◆ **Dataset records**
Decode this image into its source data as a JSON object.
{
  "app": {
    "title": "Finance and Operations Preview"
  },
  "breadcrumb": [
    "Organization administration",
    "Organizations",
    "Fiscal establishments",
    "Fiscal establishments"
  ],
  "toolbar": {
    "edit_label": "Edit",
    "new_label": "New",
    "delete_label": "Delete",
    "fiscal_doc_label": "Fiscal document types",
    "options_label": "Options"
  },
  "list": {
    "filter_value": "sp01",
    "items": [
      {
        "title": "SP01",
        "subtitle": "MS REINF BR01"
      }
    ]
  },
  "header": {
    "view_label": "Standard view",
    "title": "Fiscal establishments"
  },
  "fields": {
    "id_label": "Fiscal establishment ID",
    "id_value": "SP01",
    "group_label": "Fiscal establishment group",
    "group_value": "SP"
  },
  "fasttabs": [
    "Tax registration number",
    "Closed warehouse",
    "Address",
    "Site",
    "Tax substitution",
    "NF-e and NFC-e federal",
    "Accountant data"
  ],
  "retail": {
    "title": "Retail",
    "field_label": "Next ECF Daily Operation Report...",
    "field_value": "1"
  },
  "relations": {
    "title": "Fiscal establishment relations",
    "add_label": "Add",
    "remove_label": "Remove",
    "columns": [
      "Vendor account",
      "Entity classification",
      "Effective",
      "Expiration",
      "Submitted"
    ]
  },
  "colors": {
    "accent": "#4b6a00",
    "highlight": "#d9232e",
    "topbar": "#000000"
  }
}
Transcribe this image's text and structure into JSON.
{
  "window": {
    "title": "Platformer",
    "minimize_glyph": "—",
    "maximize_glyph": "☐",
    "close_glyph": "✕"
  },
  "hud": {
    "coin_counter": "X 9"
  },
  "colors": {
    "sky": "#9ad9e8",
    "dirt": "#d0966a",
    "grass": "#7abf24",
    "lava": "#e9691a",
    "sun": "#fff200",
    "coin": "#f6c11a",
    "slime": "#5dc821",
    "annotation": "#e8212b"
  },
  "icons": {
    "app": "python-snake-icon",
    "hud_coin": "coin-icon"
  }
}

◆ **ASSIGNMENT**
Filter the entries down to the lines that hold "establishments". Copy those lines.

◆ **TASK OUTPUT**
    "Fiscal establishments",
    "Fiscal establishments"
    "title": "Fiscal establishments"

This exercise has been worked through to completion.